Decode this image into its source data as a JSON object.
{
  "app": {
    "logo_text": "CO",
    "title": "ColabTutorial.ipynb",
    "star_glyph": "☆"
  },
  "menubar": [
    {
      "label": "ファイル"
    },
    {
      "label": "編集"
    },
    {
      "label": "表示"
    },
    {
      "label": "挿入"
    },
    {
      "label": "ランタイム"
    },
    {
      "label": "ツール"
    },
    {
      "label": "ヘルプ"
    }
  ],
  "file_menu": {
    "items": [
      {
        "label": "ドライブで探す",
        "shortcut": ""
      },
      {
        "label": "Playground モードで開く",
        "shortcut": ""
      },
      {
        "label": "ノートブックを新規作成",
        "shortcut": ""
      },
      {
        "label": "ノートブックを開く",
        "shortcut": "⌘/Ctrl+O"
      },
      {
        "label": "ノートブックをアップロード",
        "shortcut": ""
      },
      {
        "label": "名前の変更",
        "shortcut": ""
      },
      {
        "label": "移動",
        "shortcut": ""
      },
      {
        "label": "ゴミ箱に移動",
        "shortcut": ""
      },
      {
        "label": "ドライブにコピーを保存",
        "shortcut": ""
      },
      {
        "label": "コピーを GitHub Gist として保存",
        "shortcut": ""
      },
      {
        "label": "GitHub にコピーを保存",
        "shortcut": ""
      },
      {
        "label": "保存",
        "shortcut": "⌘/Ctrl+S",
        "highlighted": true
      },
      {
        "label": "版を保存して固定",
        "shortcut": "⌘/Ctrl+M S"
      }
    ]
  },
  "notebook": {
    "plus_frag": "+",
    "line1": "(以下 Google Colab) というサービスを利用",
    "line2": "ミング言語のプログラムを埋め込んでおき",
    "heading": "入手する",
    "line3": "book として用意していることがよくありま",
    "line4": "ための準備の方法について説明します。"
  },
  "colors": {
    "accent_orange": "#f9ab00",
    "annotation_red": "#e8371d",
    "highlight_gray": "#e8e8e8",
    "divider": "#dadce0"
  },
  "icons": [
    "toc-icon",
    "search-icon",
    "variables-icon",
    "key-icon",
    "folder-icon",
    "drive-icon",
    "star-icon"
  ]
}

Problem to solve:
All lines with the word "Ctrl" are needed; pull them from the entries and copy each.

Output:
        "shortcut": "⌘/Ctrl+O"
        "shortcut": "⌘/Ctrl+S",
        "shortcut": "⌘/Ctrl+M S"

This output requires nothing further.